By Ray Stern
By Ray Stern
By New Times
By Amy Silverman
By Stephen Lemons
By Stephen Lemons
By Monica Alonzo
By Chris Parker
Akers, now an official with the National Rifle Association--where, ironically, she labors to make it easier for people like Kapetanovic to buy guns--didn't return calls from New Times.
Aspey, perhaps reflecting his concerns about the viability of his case, offered all three men plea bargains in the spring of 1992. After spending nearly a year in jail awaiting trial, Belinic and Vusir, eager to return to their country and avoid the time and expense of a lengthy court appearance, accepted. They each pleaded guilty to one count of attempted illegal exportation. They did so, Belinic's attorney Marty Lieberman says, because "it was very apparent that they could go home right away if they pled."
Federal District Court Judge Roger Strand delivered his opinion on the quality of the evidence against Belinic and Vusir by departing from federal sentencing guidelines--sentencing them both to time served, and suspending their mandatory probation period, thus clearing the way for their immediate trip home.
But Kapetanovic refused to plead. "I am innocent man," he says. "Why should I admit to something I didn't do?"
Aspey's biggest problem was telling the jury that Kapetanovic hadn't actually smuggled anything.

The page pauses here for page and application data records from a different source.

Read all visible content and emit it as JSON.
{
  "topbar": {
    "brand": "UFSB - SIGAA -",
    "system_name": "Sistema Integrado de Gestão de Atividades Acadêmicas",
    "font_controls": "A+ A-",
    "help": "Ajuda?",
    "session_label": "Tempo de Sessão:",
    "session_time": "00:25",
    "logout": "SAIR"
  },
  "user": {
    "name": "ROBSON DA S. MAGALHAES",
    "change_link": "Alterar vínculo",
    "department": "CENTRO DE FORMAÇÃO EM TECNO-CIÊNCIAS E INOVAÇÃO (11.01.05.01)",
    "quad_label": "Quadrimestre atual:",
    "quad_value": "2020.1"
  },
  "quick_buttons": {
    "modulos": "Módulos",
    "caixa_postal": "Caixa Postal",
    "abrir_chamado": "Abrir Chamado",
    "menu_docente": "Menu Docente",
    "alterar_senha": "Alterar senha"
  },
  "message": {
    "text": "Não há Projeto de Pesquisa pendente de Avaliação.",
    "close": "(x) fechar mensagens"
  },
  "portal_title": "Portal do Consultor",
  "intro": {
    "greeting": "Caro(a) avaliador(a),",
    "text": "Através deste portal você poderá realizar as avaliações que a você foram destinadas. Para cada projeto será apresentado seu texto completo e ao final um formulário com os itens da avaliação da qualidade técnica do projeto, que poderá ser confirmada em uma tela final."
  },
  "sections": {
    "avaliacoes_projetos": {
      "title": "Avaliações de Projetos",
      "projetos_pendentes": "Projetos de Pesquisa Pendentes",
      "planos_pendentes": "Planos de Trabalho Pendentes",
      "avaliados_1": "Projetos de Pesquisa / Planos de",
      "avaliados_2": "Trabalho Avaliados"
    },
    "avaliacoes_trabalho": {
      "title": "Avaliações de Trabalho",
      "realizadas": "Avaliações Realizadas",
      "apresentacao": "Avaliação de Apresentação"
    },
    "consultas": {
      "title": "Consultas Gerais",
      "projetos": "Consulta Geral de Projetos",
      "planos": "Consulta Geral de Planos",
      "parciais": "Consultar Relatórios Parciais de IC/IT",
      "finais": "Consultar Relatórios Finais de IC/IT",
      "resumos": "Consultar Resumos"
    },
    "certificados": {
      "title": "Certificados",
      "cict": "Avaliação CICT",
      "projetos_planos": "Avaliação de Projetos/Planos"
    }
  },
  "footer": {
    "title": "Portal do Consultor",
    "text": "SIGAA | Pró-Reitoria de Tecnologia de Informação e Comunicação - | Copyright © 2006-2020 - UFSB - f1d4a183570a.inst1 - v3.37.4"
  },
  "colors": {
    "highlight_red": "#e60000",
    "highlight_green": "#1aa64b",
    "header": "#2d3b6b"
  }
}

The government's case was based solely on his intent to do so. Called a "dry conspiracy," it is difficult to prove under any circumstances.
It was even more difficult in this case because the government could have waited to see if the conspiracy would moisten a little. Agents could have given Kapetanovic a chance to prove his real intent, by allowing him time to return to San Antonio to buy and export Beau Sutherland's weapons. But Goode claims the agents chose not to wait because they already knew what the outcome would be.
"Why didn't they wait to see if Ivan was really a smuggler? They had waited five months, why not wait a few more days?" Goode wonders.
The jury asked the same questions. And, evidently, came to the same conclusion.
"By May 31," Goode says, "Customs knew Kapetanovic and the guys were never going to buy anything. But they needed to have something to show for five months' work. If they had waited, Ivan would have proven his real intentions, and Customs would have been left with no reason to arrest him. So they went with what they had.
"It wasn't much, but it was enough to screw up his life."
Addressing the jury, Goode, a flamboyant orator, exploited other weaknesses in the government's case.
Why, for instance, had Belinic and Vusir openly declared the $500,000 they brought into the country, filling out all the proper Customs forms? Why had they deposited the money in a checking account, leaving a paper trail behind them, if they and Kapetanovic intended to use it for an illegal buy?
Goode also hammered Askins relentlessly on the stand. Didn't Askins have a "profit motive" in seeing Kapetanovic go down?
"I think everybody involved did," the former spook shrugged, calling himself a simple businessman, "like a privateer who seizes ships."
To make matters worse, Customs officials seemed unable or unwilling to support their own case. When Goode asked William O'Neill, the Customs agent who supervised the five-month sting, about tapes which showed Kapetanovic had repeatedly demanded permits prior to shipping weapons, O'Neill replied lamely, "I'm not denying what's on the tape."
So flimsy was the case against Kapetanovic that almost immediately after the "not guilty" verdict was read by the jury last summer, the U.S. Attorney's Office began fretting over the possibility that Kapetanovic might sue for malicious prosecution.
"There was concern that Ivan was going to sue us and Customs," the source within the office says. "We wanted to convince him that was a bad idea."
The method of persuasion chosen by the U.S. attorney was blunt and direct. If Kapetanovic didn't agree to sign a waiver, pledging to refrain from filing suit, the federal government would pursue forfeiture proceedings against his property under RICO laws--a right the government technically retained, even though Kapetanovic had been acquitted.
Although RICO was originally designed to allow prosecutors to strip property from mobsters, it has been used in recent years to take away homes, cars and other valuable items from drug offenders, bad-check writers and even drunken drivers. Now the U.S. attorney was prepared to utilize it in a new and unique way--to confiscate the assets of a man who had been judged innocent of any crime by a court of law.
Although it is unlikely that the RICO action against Kapetanovic would have been successful, defending it would have been time-consuming and expensive. And during the proceedings, Kapetanovic would have been unable to refinance, borrow against or sell any of his property, including his Fountain Hills homes.
But Kapetanovic refused to sign the waiver, viewing the RICO threat as simple blackmail. "No matter what," he says, "I will not give in one inch to them. I do not know if I will sue, but it is my right, and I will not sign it away."
For more than a year, prosecutors and Goode sparred over the waiver. Only last month did the U.S. attorney finally agree to drop all of its legal rights to pursue Kapetanovic's homes--and it did so without receiving any promises from Kapetanovic.